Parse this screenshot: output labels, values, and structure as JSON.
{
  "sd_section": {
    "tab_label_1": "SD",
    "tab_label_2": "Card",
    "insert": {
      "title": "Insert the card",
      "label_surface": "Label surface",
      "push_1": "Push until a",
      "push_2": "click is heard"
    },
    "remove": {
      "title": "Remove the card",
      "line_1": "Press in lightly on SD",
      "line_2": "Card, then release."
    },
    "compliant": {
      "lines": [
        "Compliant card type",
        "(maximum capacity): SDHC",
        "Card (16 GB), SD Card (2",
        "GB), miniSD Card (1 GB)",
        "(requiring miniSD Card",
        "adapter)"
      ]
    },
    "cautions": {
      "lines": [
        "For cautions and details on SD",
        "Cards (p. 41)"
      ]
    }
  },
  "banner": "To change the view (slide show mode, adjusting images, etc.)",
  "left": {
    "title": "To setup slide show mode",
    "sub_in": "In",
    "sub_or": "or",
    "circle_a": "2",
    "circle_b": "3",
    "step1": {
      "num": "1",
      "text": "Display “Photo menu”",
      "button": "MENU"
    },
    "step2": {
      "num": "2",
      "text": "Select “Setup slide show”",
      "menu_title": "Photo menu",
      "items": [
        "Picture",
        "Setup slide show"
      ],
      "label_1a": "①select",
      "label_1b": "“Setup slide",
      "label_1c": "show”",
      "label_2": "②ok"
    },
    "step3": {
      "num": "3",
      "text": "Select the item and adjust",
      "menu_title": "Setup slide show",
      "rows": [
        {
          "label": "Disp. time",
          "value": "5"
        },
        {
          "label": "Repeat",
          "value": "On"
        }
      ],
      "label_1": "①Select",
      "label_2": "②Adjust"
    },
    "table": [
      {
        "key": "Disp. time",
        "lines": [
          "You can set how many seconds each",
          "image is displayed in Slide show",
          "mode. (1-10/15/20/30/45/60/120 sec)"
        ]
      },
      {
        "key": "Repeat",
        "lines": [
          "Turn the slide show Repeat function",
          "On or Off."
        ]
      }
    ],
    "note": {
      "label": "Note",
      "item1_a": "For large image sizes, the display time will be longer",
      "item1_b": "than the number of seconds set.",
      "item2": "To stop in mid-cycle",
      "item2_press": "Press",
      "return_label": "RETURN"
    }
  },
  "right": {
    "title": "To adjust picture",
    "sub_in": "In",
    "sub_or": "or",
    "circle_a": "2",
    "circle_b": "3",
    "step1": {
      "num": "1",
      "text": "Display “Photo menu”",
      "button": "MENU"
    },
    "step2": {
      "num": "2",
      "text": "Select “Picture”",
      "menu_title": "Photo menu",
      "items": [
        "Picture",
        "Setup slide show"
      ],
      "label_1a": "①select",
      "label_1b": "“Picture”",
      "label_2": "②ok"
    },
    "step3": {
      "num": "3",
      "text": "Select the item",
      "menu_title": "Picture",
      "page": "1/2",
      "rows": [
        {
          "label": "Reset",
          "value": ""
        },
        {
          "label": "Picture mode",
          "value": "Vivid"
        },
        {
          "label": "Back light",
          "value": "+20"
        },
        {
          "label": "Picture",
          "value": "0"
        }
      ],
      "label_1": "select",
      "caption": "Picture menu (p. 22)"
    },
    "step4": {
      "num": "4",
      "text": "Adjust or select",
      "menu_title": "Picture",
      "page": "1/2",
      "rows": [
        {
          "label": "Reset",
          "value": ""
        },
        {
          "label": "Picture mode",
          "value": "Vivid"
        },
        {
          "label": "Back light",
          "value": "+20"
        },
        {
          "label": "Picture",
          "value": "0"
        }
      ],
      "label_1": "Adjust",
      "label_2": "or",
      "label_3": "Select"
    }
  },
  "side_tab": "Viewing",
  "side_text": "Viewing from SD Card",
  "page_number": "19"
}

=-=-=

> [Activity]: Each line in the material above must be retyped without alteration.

> [Task answer]:
Parse this screenshot: output labels, values, and structure as JSON.
{
  "sd_section": {
    "tab_label_1": "SD",
    "tab_label_2": "Card",
    "insert": {
      "title": "Insert the card",
      "label_surface": "Label surface",
      "push_1": "Push until a",
      "push_2": "click is heard"
    },
    "remove": {
      "title": "Remove the card",
      "line_1": "Press in lightly on SD",
      "line_2": "Card, then release."
    },
    "compliant": {
      "lines": [
        "Compliant card type",
        "(maximum capacity): SDHC",
        "Card (16 GB), SD Card (2",
        "GB), miniSD Card (1 GB)",
        "(requiring miniSD Card",
        "adapter)"
      ]
    },
    "cautions": {
      "lines": [
        "For cautions and details on SD",
        "Cards (p. 41)"
      ]
    }
  },
  "banner": "To change the view (slide show mode, adjusting images, etc.)",
  "left": {
    "title": "To setup slide show mode",
    "sub_in": "In",
    "sub_or": "or",
    "circle_a": "2",
    "circle_b": "3",
    "step1": {
      "num": "1",
      "text": "Display “Photo menu”",
      "button": "MENU"
    },
    "step2": {
      "num": "2",
      "text": "Select “Setup slide show”",
      "menu_title": "Photo menu",
      "items": [
        "Picture",
        "Setup slide show"
      ],
      "label_1a": "①select",
      "label_1b": "“Setup slide",
      "label_1c": "show”",
      "label_2": "②ok"
    },
    "step3": {
      "num": "3",
      "text": "Select the item and adjust",
      "menu_title": "Setup slide show",
      "rows": [
        {
          "label": "Disp. time",
          "value": "5"
        },
        {
          "label": "Repeat",
          "value": "On"
        }
      ],
      "label_1": "①Select",
      "label_2": "②Adjust"
    },
    "table": [
      {
        "key": "Disp. time",
        "lines": [
          "You can set how many seconds each",
          "image is displayed in Slide show",
          "mode. (1-10/15/20/30/45/60/120 sec)"
        ]
      },
      {
        "key": "Repeat",
        "lines": [
          "Turn the slide show Repeat function",
          "On or Off."
        ]
      }
    ],
    "note": {
      "label": "Note",
      "item1_a": "For large image sizes, the display time will be longer",
      "item1_b": "than the number of seconds set.",
      "item2": "To stop in mid-cycle",
      "item2_press": "Press",
      "return_label": "RETURN"
    }
  },
  "right": {
    "title": "To adjust picture",
    "sub_in": "In",
    "sub_or": "or",
    "circle_a": "2",
    "circle_b": "3",
    "step1": {
      "num": "1",
      "text": "Display “Photo menu”",
      "button": "MENU"
    },
    "step2": {
      "num": "2",
      "text": "Select “Picture”",
      "menu_title": "Photo menu",
      "items": [
        "Picture",
        "Setup slide show"
      ],
      "label_1a": "①select",
      "label_1b": "“Picture”",
      "label_2": "②ok"
    },
    "step3": {
      "num": "3",
      "text": "Select the item",
      "menu_title": "Picture",
      "page": "1/2",
      "rows": [
        {
          "label": "Reset",
          "value": ""
        },
        {
          "label": "Picture mode",
          "value": "Vivid"
        },
        {
          "label": "Back light",
          "value": "+20"
        },
        {
          "label": "Picture",
          "value": "0"
        }
      ],
      "label_1": "select",
      "caption": "Picture menu (p. 22)"
    },
    "step4": {
      "num": "4",
      "text": "Adjust or select",
      "menu_title": "Picture",
      "page": "1/2",
      "rows": [
        {
          "label": "Reset",
          "value": ""
        },
        {
          "label": "Picture mode",
          "value": "Vivid"
        },
        {
          "label": "Back light",
          "value": "+20"
        },
        {
          "label": "Picture",
          "value": "0"
        }
      ],
      "label_1": "Adjust",
      "label_2": "or",
      "label_3": "Select"
    }
  },
  "side_tab": "Viewing",
  "side_text": "Viewing from SD Card",
  "page_number": "19"
}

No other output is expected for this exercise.